WORK INSTRUCTIONS: Images do not belong in the copy. Set down all the entries exactly.

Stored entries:
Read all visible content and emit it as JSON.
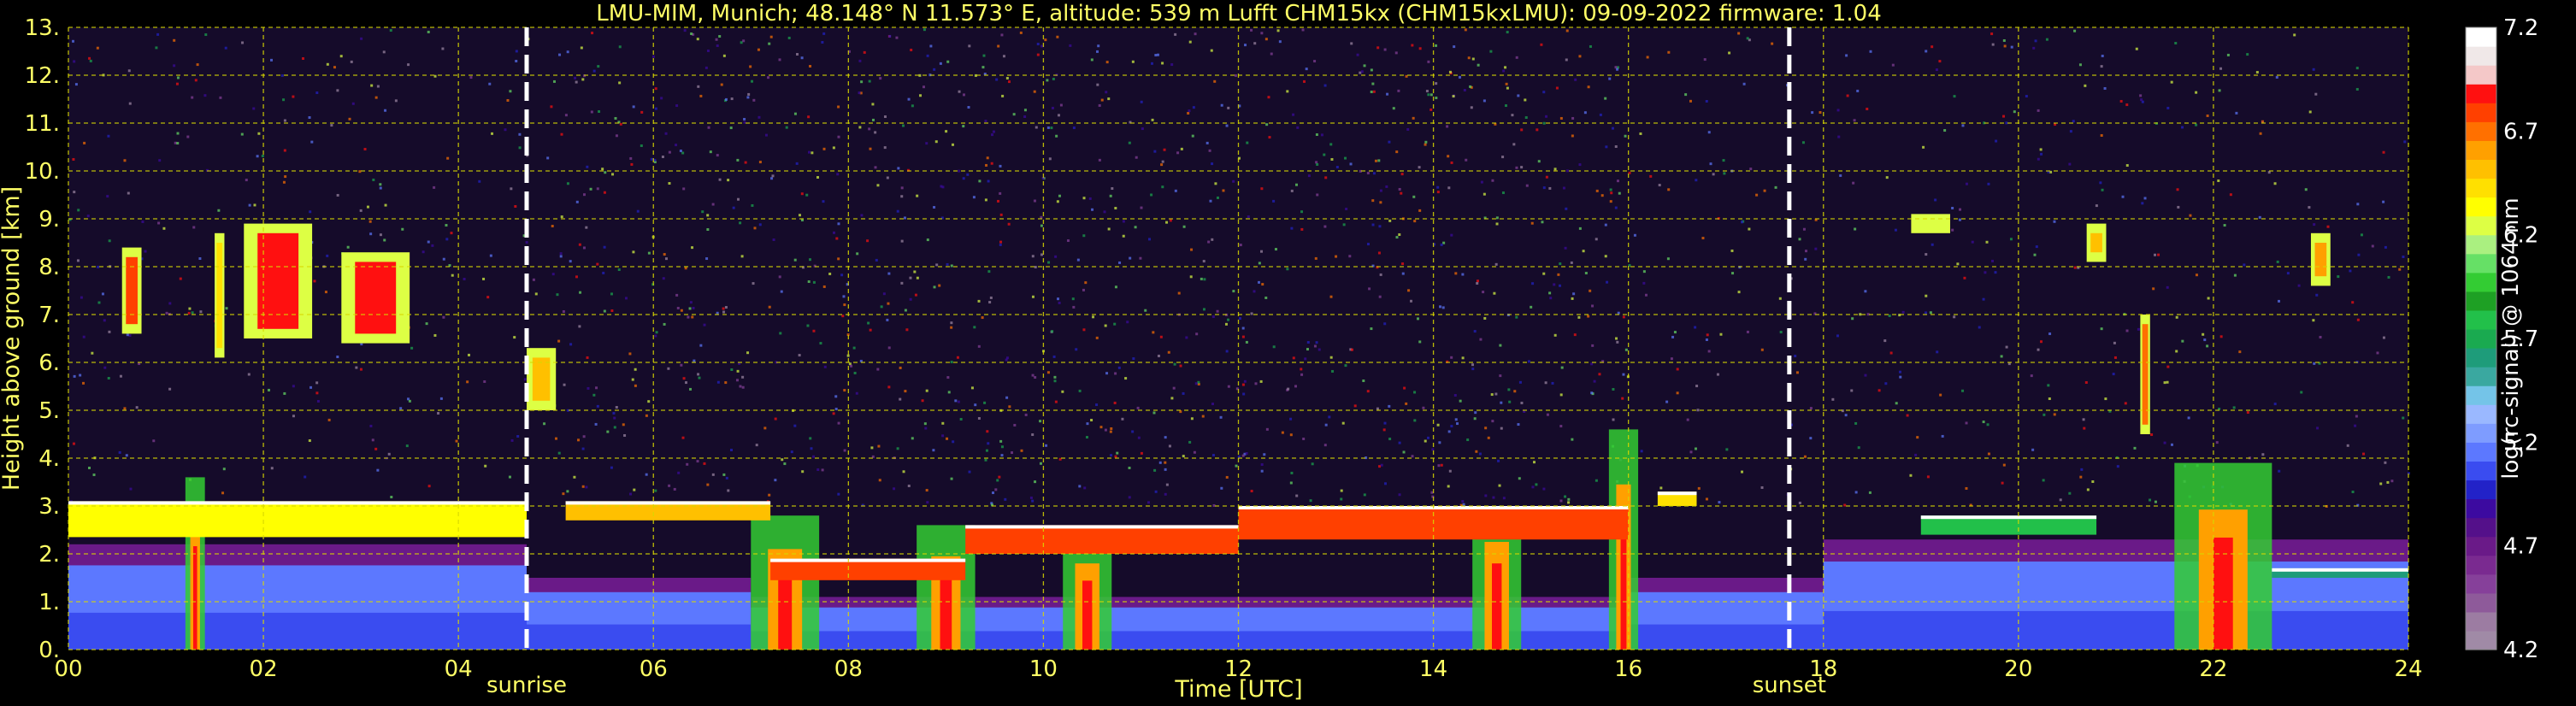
{
  "chart_data": {
    "type": "heatmap",
    "title": "LMU-MIM, Munich; 48.148° N 11.573° E, altitude: 539 m    Lufft CHM15kx (CHM15kxLMU): 09-09-2022    firmware: 1.04",
    "xlabel": "Time [UTC]",
    "ylabel": "Height above ground [km]",
    "xlim": [
      0,
      24
    ],
    "ylim": [
      0,
      13
    ],
    "x_ticks": [
      "00",
      "02",
      "04",
      "06",
      "08",
      "10",
      "12",
      "14",
      "16",
      "18",
      "20",
      "22",
      "24"
    ],
    "y_ticks": [
      "0.",
      "1.",
      "2.",
      "3.",
      "4.",
      "5.",
      "6.",
      "7.",
      "8.",
      "9.",
      "10.",
      "11.",
      "12.",
      "13."
    ],
    "grid": true,
    "events": [
      {
        "label": "sunrise",
        "time": 4.7
      },
      {
        "label": "sunset",
        "time": 17.65
      }
    ],
    "colorbar": {
      "label": "log(rc-signal) @ 1064 nm",
      "range": [
        4.2,
        7.2
      ],
      "ticks": [
        "4.2",
        "4.7",
        "5.2",
        "5.7",
        "6.2",
        "6.7",
        "7.2"
      ],
      "colors": [
        "#a08aa6",
        "#9c7ca2",
        "#8e5a9a",
        "#86409a",
        "#7a2a90",
        "#6a1a88",
        "#54108a",
        "#3c0aa0",
        "#2222c8",
        "#3a4cf0",
        "#5c78ff",
        "#7e9cff",
        "#9ab8ff",
        "#74c4e8",
        "#3aa8a0",
        "#1e9c7a",
        "#1aaa50",
        "#22c04a",
        "#1ea024",
        "#33cc33",
        "#66e066",
        "#aaf080",
        "#ddff44",
        "#ffff00",
        "#ffe000",
        "#ffc000",
        "#ffa000",
        "#ff7000",
        "#ff4000",
        "#ff1010",
        "#f4c8c8",
        "#f0e8e8",
        "#ffffff"
      ]
    },
    "cloud_layers": [
      {
        "t0": 0.0,
        "t1": 4.7,
        "h0": 2.35,
        "h1": 3.1,
        "intensity": 6.3
      },
      {
        "t0": 5.1,
        "t1": 7.2,
        "h0": 2.7,
        "h1": 3.1,
        "intensity": 6.5
      },
      {
        "t0": 7.2,
        "t1": 9.2,
        "h0": 1.45,
        "h1": 1.9,
        "intensity": 6.8
      },
      {
        "t0": 9.2,
        "t1": 12.0,
        "h0": 2.0,
        "h1": 2.6,
        "intensity": 6.8
      },
      {
        "t0": 12.0,
        "t1": 16.0,
        "h0": 2.3,
        "h1": 3.0,
        "intensity": 6.8
      },
      {
        "t0": 16.3,
        "t1": 16.7,
        "h0": 3.0,
        "h1": 3.3,
        "intensity": 6.4
      },
      {
        "t0": 19.0,
        "t1": 20.8,
        "h0": 2.4,
        "h1": 2.8,
        "intensity": 5.8
      },
      {
        "t0": 22.6,
        "t1": 24.0,
        "h0": 1.5,
        "h1": 1.7,
        "intensity": 5.6
      }
    ],
    "cirrus": [
      {
        "t0": 0.55,
        "t1": 0.75,
        "h0": 6.6,
        "h1": 8.4,
        "intensity": 6.8
      },
      {
        "t0": 1.5,
        "t1": 1.6,
        "h0": 6.1,
        "h1": 8.7,
        "intensity": 6.4
      },
      {
        "t0": 1.8,
        "t1": 2.5,
        "h0": 6.5,
        "h1": 8.9,
        "intensity": 6.9
      },
      {
        "t0": 2.8,
        "t1": 3.5,
        "h0": 6.4,
        "h1": 8.3,
        "intensity": 6.9
      },
      {
        "t0": 4.7,
        "t1": 5.0,
        "h0": 5.0,
        "h1": 6.3,
        "intensity": 6.5
      },
      {
        "t0": 18.9,
        "t1": 19.3,
        "h0": 8.7,
        "h1": 9.1,
        "intensity": 6.7
      },
      {
        "t0": 20.7,
        "t1": 20.9,
        "h0": 8.1,
        "h1": 8.9,
        "intensity": 6.5
      },
      {
        "t0": 21.25,
        "t1": 21.35,
        "h0": 4.5,
        "h1": 7.0,
        "intensity": 6.7
      },
      {
        "t0": 23.0,
        "t1": 23.2,
        "h0": 7.6,
        "h1": 8.7,
        "intensity": 6.6
      }
    ],
    "boundary_layer": [
      {
        "t0": 0.0,
        "t1": 4.7,
        "top": 2.2
      },
      {
        "t0": 4.7,
        "t1": 7.0,
        "top": 1.5
      },
      {
        "t0": 7.0,
        "t1": 16.0,
        "top": 1.1
      },
      {
        "t0": 16.0,
        "t1": 18.0,
        "top": 1.5
      },
      {
        "t0": 18.0,
        "t1": 24.0,
        "top": 2.3
      }
    ],
    "precipitation_streaks": [
      {
        "t0": 1.2,
        "t1": 1.4,
        "h_top": 3.6
      },
      {
        "t0": 7.0,
        "t1": 7.7,
        "h_top": 2.8
      },
      {
        "t0": 8.7,
        "t1": 9.3,
        "h_top": 2.6
      },
      {
        "t0": 10.2,
        "t1": 10.7,
        "h_top": 2.4
      },
      {
        "t0": 14.4,
        "t1": 14.9,
        "h_top": 3.0
      },
      {
        "t0": 15.8,
        "t1": 16.1,
        "h_top": 4.6
      },
      {
        "t0": 21.6,
        "t1": 22.6,
        "h_top": 3.9
      }
    ]
  }
}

WRITTEN REPLY:
Read all visible content and emit it as JSON.
{
  "chart_data": {
    "type": "heatmap",
    "title": "LMU-MIM, Munich; 48.148° N 11.573° E, altitude: 539 m    Lufft CHM15kx (CHM15kxLMU): 09-09-2022    firmware: 1.04",
    "xlabel": "Time [UTC]",
    "ylabel": "Height above ground [km]",
    "xlim": [
      0,
      24
    ],
    "ylim": [
      0,
      13
    ],
    "x_ticks": [
      "00",
      "02",
      "04",
      "06",
      "08",
      "10",
      "12",
      "14",
      "16",
      "18",
      "20",
      "22",
      "24"
    ],
    "y_ticks": [
      "0.",
      "1.",
      "2.",
      "3.",
      "4.",
      "5.",
      "6.",
      "7.",
      "8.",
      "9.",
      "10.",
      "11.",
      "12.",
      "13."
    ],
    "grid": true,
    "events": [
      {
        "label": "sunrise",
        "time": 4.7
      },
      {
        "label": "sunset",
        "time": 17.65
      }
    ],
    "colorbar": {
      "label": "log(rc-signal) @ 1064 nm",
      "range": [
        4.2,
        7.2
      ],
      "ticks": [
        "4.2",
        "4.7",
        "5.2",
        "5.7",
        "6.2",
        "6.7",
        "7.2"
      ],
      "colors": [
        "#a08aa6",
        "#9c7ca2",
        "#8e5a9a",
        "#86409a",
        "#7a2a90",
        "#6a1a88",
        "#54108a",
        "#3c0aa0",
        "#2222c8",
        "#3a4cf0",
        "#5c78ff",
        "#7e9cff",
        "#9ab8ff",
        "#74c4e8",
        "#3aa8a0",
        "#1e9c7a",
        "#1aaa50",
        "#22c04a",
        "#1ea024",
        "#33cc33",
        "#66e066",
        "#aaf080",
        "#ddff44",
        "#ffff00",
        "#ffe000",
        "#ffc000",
        "#ffa000",
        "#ff7000",
        "#ff4000",
        "#ff1010",
        "#f4c8c8",
        "#f0e8e8",
        "#ffffff"
      ]
    },
    "cloud_layers": [
      {
        "t0": 0.0,
        "t1": 4.7,
        "h0": 2.35,
        "h1": 3.1,
        "intensity": 6.3
      },
      {
        "t0": 5.1,
        "t1": 7.2,
        "h0": 2.7,
        "h1": 3.1,
        "intensity": 6.5
      },
      {
        "t0": 7.2,
        "t1": 9.2,
        "h0": 1.45,
        "h1": 1.9,
        "intensity": 6.8
      },
      {
        "t0": 9.2,
        "t1": 12.0,
        "h0": 2.0,
        "h1": 2.6,
        "intensity": 6.8
      },
      {
        "t0": 12.0,
        "t1": 16.0,
        "h0": 2.3,
        "h1": 3.0,
        "intensity": 6.8
      },
      {
        "t0": 16.3,
        "t1": 16.7,
        "h0": 3.0,
        "h1": 3.3,
        "intensity": 6.4
      },
      {
        "t0": 19.0,
        "t1": 20.8,
        "h0": 2.4,
        "h1": 2.8,
        "intensity": 5.8
      },
      {
        "t0": 22.6,
        "t1": 24.0,
        "h0": 1.5,
        "h1": 1.7,
        "intensity": 5.6
      }
    ],
    "cirrus": [
      {
        "t0": 0.55,
        "t1": 0.75,
        "h0": 6.6,
        "h1": 8.4,
        "intensity": 6.8
      },
      {
        "t0": 1.5,
        "t1": 1.6,
        "h0": 6.1,
        "h1": 8.7,
        "intensity": 6.4
      },
      {
        "t0": 1.8,
        "t1": 2.5,
        "h0": 6.5,
        "h1": 8.9,
        "intensity": 6.9
      },
      {
        "t0": 2.8,
        "t1": 3.5,
        "h0": 6.4,
        "h1": 8.3,
        "intensity": 6.9
      },
      {
        "t0": 4.7,
        "t1": 5.0,
        "h0": 5.0,
        "h1": 6.3,
        "intensity": 6.5
      },
      {
        "t0": 18.9,
        "t1": 19.3,
        "h0": 8.7,
        "h1": 9.1,
        "intensity": 6.7
      },
      {
        "t0": 20.7,
        "t1": 20.9,
        "h0": 8.1,
        "h1": 8.9,
        "intensity": 6.5
      },
      {
        "t0": 21.25,
        "t1": 21.35,
        "h0": 4.5,
        "h1": 7.0,
        "intensity": 6.7
      },
      {
        "t0": 23.0,
        "t1": 23.2,
        "h0": 7.6,
        "h1": 8.7,
        "intensity": 6.6
      }
    ],
    "boundary_layer": [
      {
        "t0": 0.0,
        "t1": 4.7,
        "top": 2.2
      },
      {
        "t0": 4.7,
        "t1": 7.0,
        "top": 1.5
      },
      {
        "t0": 7.0,
        "t1": 16.0,
        "top": 1.1
      },
      {
        "t0": 16.0,
        "t1": 18.0,
        "top": 1.5
      },
      {
        "t0": 18.0,
        "t1": 24.0,
        "top": 2.3
      }
    ],
    "precipitation_streaks": [
      {
        "t0": 1.2,
        "t1": 1.4,
        "h_top": 3.6
      },
      {
        "t0": 7.0,
        "t1": 7.7,
        "h_top": 2.8
      },
      {
        "t0": 8.7,
        "t1": 9.3,
        "h_top": 2.6
      },
      {
        "t0": 10.2,
        "t1": 10.7,
        "h_top": 2.4
      },
      {
        "t0": 14.4,
        "t1": 14.9,
        "h_top": 3.0
      },
      {
        "t0": 15.8,
        "t1": 16.1,
        "h_top": 4.6
      },
      {
        "t0": 21.6,
        "t1": 22.6,
        "h_top": 3.9
      }
    ]
  }
}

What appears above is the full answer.